Because the beams are V-shape, they are particularly suited for mass-production in a continuous length, which is then cut down to a specific length for a specific application. The strips 26 are installed with the finger type butt joints of the inner strips staggered relative to the similar joints of the outer strips. The panels 14 can be eight-foot lengths jointed at 38 by finger type butt joints.

The ends of the beams 10 may be directly secured to the sides of wooden beams joists 34 or other types of main beams of angle sheet metal strap 36 forming a V-shape support which would extend around the apex 12 of the beam 10. With this arrangement, the head room lost due to the overall floor or roof thickness is minimized.

The beams 10 do not transmit sound, and wings 14 can be perforated for the passage of plumbing pipes and electrical wires; beams 10 can be nested one within the other to save room during handling and shipping.

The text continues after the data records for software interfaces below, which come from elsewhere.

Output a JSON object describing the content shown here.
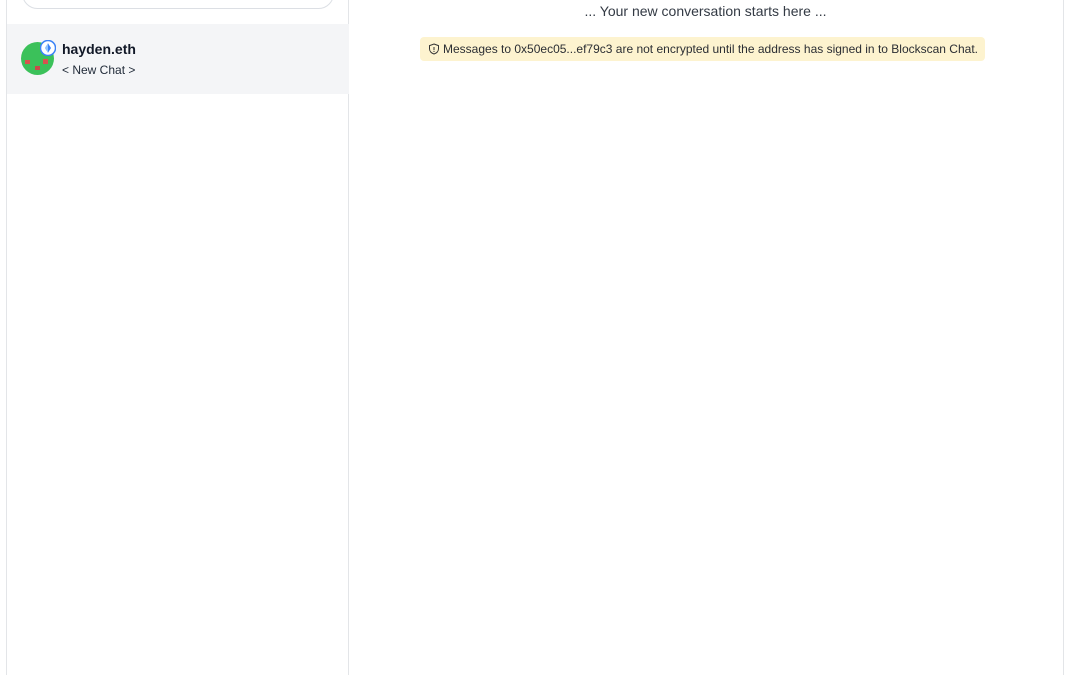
{
  "sidebar": {
    "chats": [
      {
        "name": "hayden.eth",
        "preview": "< New Chat >",
        "avatar_icon": "avatar-identicon",
        "badge_icon": "ethereum-verified-icon"
      }
    ]
  },
  "conversation": {
    "start_text": "... Your new conversation starts here ...",
    "encryption_notice": {
      "icon": "shield-icon",
      "text": "Messages to 0x50ec05...ef79c3 are not encrypted until the address has signed in to Blockscan Chat."
    }
  },
  "colors": {
    "selected_row_bg": "#f4f5f7",
    "notice_bg": "#fdf3cf",
    "avatar_green": "#3bc15a",
    "avatar_red": "#e2585b",
    "verified_blue": "#3b82f6"
  }
}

Patent Citations
Cited PatentFiling datePublication dateApplicantTitle
US2730211 *Oct 9, 1953Jan 10, 1956Lindsay Findlay RobertStructural member
US2829403 *Dec 28, 1954Apr 8, 1958Hans Cornwall AlfredBuilding units or components
US3081579 *Oct 22, 1959Mar 19, 1963Tru Seale IncCanopy construction
US3111206 *Sep 25, 1958Nov 19, 1963Kaiser Aluminium Chem CorpPanel assembly
US3162280 *Jun 1, 1961Dec 22, 1964Hico Corp Of AmericaFalsework girder
US3238690 *Mar 11, 1960Mar 8, 1966Reinforced Plastic Container CComposite beam
US3257764 *Sep 27, 1962Jun 28, 1966Reynolds Metals CoBridge construction with girder having triangular intermediate and rectangular end cross-sectional configurations
US3893276 *May 6, 1974Jul 8, 1975Conder International LtdBeam and building incorporating the same
US3969849 *May 12, 1975Jul 20, 1976Franklin D ESelf-supporting lighting fixture
CA667922A *Aug 6, 1963William H WillattsBeams and building components
CA969460A1 *Apr 18, 1972Jun 17, 1975Butler Manufacturing CoReinforced plastic panel and method of making the same
FR1158911A * Title not available
Referenced by
Citing PatentFiling datePublication dateApplicantTitle
US5713166 *May 23, 1994Feb 3, 1998Structures Monocoques Inc.Monocoque staircase and method for joining wooden pieces
US6212846Feb 9, 2000Apr 10, 2001Franklin E. JohnstonIsosceles joist
US7140158 *Jul 6, 2004Nov 28, 2006William SteadmanComposite beam
Classifications
U.S. Classification52/793.11, 52/847
International ClassificationE04C3/29, E04B5/12
Cooperative ClassificationE04C3/29, E04B5/12
European ClassificationE04C3/29, E04B5/12
Legal Events
DateCodeEventDescription
Mar 10, 1998FPExpired due to failure to pay maintenance fee
Effective date: 19971231
Dec 28, 1997LAPSLapse for failure to pay maintenance fees
Aug 5, 1997REMIMaintenance fee reminder mailed
May 24, 1993FPAYFee payment
Year of fee payment: 4
Apr 23, 1991ASAssignment
Owner name: LES SYSTEMES V-JOIST INC.-V-JOIST SYSTEMS INC., 30
Free format text: ASSIGNMENT OF ASSIGNORS INTEREST.;ASSIGNOR:COUTURE, RAYMOND;REEL/FRAME:005678/0308
Effective date: 19910402